Problem
Drop the images. Copy every line below character for character.

Data to use
——

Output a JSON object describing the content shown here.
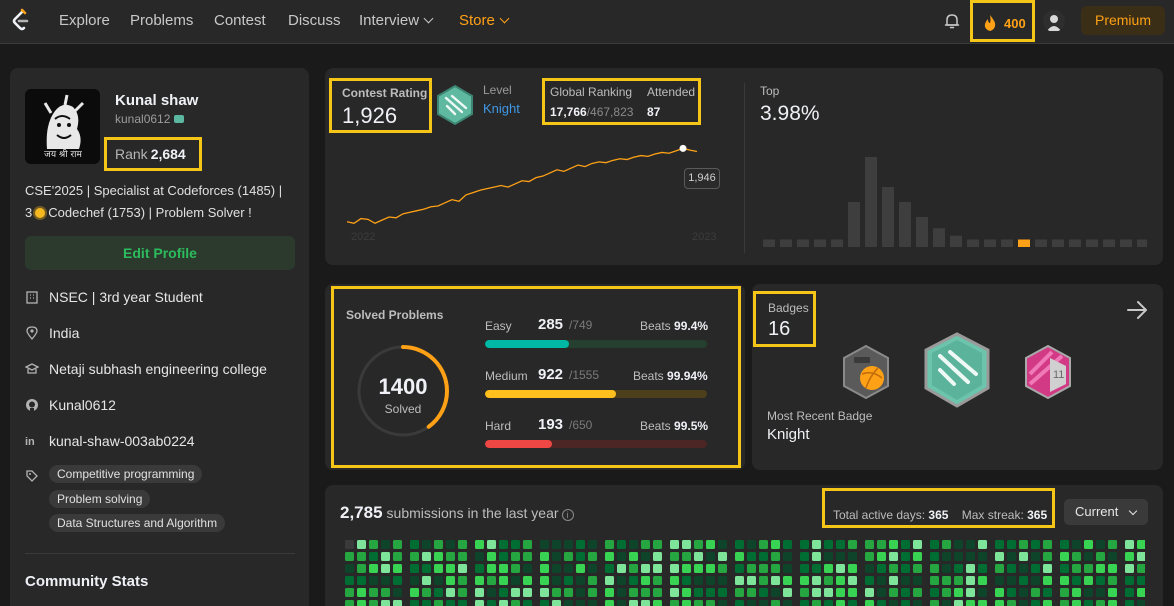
{
  "nav": {
    "items": [
      "Explore",
      "Problems",
      "Contest",
      "Discuss",
      "Interview",
      "Store"
    ],
    "streak": "400",
    "premium": "Premium"
  },
  "profile": {
    "name": "Kunal shaw",
    "handle": "kunal0612",
    "avatar_caption": "जय श्री राम",
    "rank_label": "Rank",
    "rank_value": "2,684",
    "bio_line1": "CSE'2025 | Specialist at Codeforces (1485) |",
    "bio_line2_pre": "3",
    "bio_line2_post": "Codechef (1753) | Problem Solver !",
    "edit_label": "Edit Profile",
    "info": [
      {
        "icon": "building-icon",
        "text": "NSEC | 3rd year Student"
      },
      {
        "icon": "location-icon",
        "text": "India"
      },
      {
        "icon": "school-icon",
        "text": "Netaji subhash engineering college"
      },
      {
        "icon": "github-icon",
        "text": "Kunal0612"
      },
      {
        "icon": "linkedin-icon",
        "text": "kunal-shaw-003ab0224"
      }
    ],
    "skills": [
      "Competitive programming",
      "Problem solving",
      "Data Structures and Algorithm"
    ],
    "community_title": "Community Stats"
  },
  "contest": {
    "rating_label": "Contest Rating",
    "rating_value": "1,926",
    "level_label": "Level",
    "level_value": "Knight",
    "global_label": "Global Ranking",
    "global_value": "17,766",
    "global_total": "/467,823",
    "attended_label": "Attended",
    "attended_value": "87",
    "top_label": "Top",
    "top_value": "3.98%",
    "tooltip": "1,946",
    "year_start": "2022",
    "year_end": "2023",
    "line": [
      1480,
      1470,
      1500,
      1495,
      1470,
      1490,
      1510,
      1505,
      1530,
      1540,
      1550,
      1560,
      1575,
      1580,
      1600,
      1620,
      1610,
      1650,
      1665,
      1680,
      1690,
      1700,
      1710,
      1700,
      1720,
      1740,
      1735,
      1760,
      1770,
      1790,
      1810,
      1800,
      1820,
      1840,
      1830,
      1850,
      1860,
      1855,
      1870,
      1880,
      1875,
      1890,
      1900,
      1895,
      1910,
      1920,
      1915,
      1930,
      1946,
      1935,
      1926
    ],
    "histogram": [
      2,
      2,
      2,
      2,
      2,
      12,
      24,
      16,
      12,
      8,
      5,
      3,
      2,
      2,
      2,
      2,
      2,
      2,
      2,
      2,
      2,
      2,
      2
    ],
    "highlight_index": 15,
    "accent_color": "#ffa116"
  },
  "solved": {
    "label": "Solved Problems",
    "total": "1400",
    "total_label": "Solved",
    "fraction": 0.4,
    "rows": [
      {
        "name": "Easy",
        "count": "285",
        "total": "/749",
        "beats_label": "Beats",
        "beats": "99.4%",
        "fill": 0.38,
        "color": "#00b8a3",
        "track": "#264030"
      },
      {
        "name": "Medium",
        "count": "922",
        "total": "/1555",
        "beats_label": "Beats",
        "beats": "99.94%",
        "fill": 0.59,
        "color": "#ffc01e",
        "track": "#4d3f1b"
      },
      {
        "name": "Hard",
        "count": "193",
        "total": "/650",
        "beats_label": "Beats",
        "beats": "99.5%",
        "fill": 0.3,
        "color": "#ef4743",
        "track": "#4b2625"
      }
    ]
  },
  "badges": {
    "label": "Badges",
    "value": "16",
    "recent_label": "Most Recent Badge",
    "recent_value": "Knight"
  },
  "submissions": {
    "count": "2,785",
    "text": "submissions in the last year",
    "active_label": "Total active days:",
    "active_value": "365",
    "streak_label": "Max streak:",
    "streak_value": "365",
    "select": "Current"
  }
}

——

Response for this exercise
Output a JSON object describing the content shown here.
{
  "nav": {
    "items": [
      "Explore",
      "Problems",
      "Contest",
      "Discuss",
      "Interview",
      "Store"
    ],
    "streak": "400",
    "premium": "Premium"
  },
  "profile": {
    "name": "Kunal shaw",
    "handle": "kunal0612",
    "avatar_caption": "जय श्री राम",
    "rank_label": "Rank",
    "rank_value": "2,684",
    "bio_line1": "CSE'2025 | Specialist at Codeforces (1485) |",
    "bio_line2_pre": "3",
    "bio_line2_post": "Codechef (1753) | Problem Solver !",
    "edit_label": "Edit Profile",
    "info": [
      {
        "icon": "building-icon",
        "text": "NSEC | 3rd year Student"
      },
      {
        "icon": "location-icon",
        "text": "India"
      },
      {
        "icon": "school-icon",
        "text": "Netaji subhash engineering college"
      },
      {
        "icon": "github-icon",
        "text": "Kunal0612"
      },
      {
        "icon": "linkedin-icon",
        "text": "kunal-shaw-003ab0224"
      }
    ],
    "skills": [
      "Competitive programming",
      "Problem solving",
      "Data Structures and Algorithm"
    ],
    "community_title": "Community Stats"
  },
  "contest": {
    "rating_label": "Contest Rating",
    "rating_value": "1,926",
    "level_label": "Level",
    "level_value": "Knight",
    "global_label": "Global Ranking",
    "global_value": "17,766",
    "global_total": "/467,823",
    "attended_label": "Attended",
    "attended_value": "87",
    "top_label": "Top",
    "top_value": "3.98%",
    "tooltip": "1,946",
    "year_start": "2022",
    "year_end": "2023",
    "line": [
      1480,
      1470,
      1500,
      1495,
      1470,
      1490,
      1510,
      1505,
      1530,
      1540,
      1550,
      1560,
      1575,
      1580,
      1600,
      1620,
      1610,
      1650,
      1665,
      1680,
      1690,
      1700,
      1710,
      1700,
      1720,
      1740,
      1735,
      1760,
      1770,
      1790,
      1810,
      1800,
      1820,
      1840,
      1830,
      1850,
      1860,
      1855,
      1870,
      1880,
      1875,
      1890,
      1900,
      1895,
      1910,
      1920,
      1915,
      1930,
      1946,
      1935,
      1926
    ],
    "histogram": [
      2,
      2,
      2,
      2,
      2,
      12,
      24,
      16,
      12,
      8,
      5,
      3,
      2,
      2,
      2,
      2,
      2,
      2,
      2,
      2,
      2,
      2,
      2
    ],
    "highlight_index": 15,
    "accent_color": "#ffa116"
  },
  "solved": {
    "label": "Solved Problems",
    "total": "1400",
    "total_label": "Solved",
    "fraction": 0.4,
    "rows": [
      {
        "name": "Easy",
        "count": "285",
        "total": "/749",
        "beats_label": "Beats",
        "beats": "99.4%",
        "fill": 0.38,
        "color": "#00b8a3",
        "track": "#264030"
      },
      {
        "name": "Medium",
        "count": "922",
        "total": "/1555",
        "beats_label": "Beats",
        "beats": "99.94%",
        "fill": 0.59,
        "color": "#ffc01e",
        "track": "#4d3f1b"
      },
      {
        "name": "Hard",
        "count": "193",
        "total": "/650",
        "beats_label": "Beats",
        "beats": "99.5%",
        "fill": 0.3,
        "color": "#ef4743",
        "track": "#4b2625"
      }
    ]
  },
  "badges": {
    "label": "Badges",
    "value": "16",
    "recent_label": "Most Recent Badge",
    "recent_value": "Knight"
  },
  "submissions": {
    "count": "2,785",
    "text": "submissions in the last year",
    "active_label": "Total active days:",
    "active_value": "365",
    "streak_label": "Max streak:",
    "streak_value": "365",
    "select": "Current"
  }
}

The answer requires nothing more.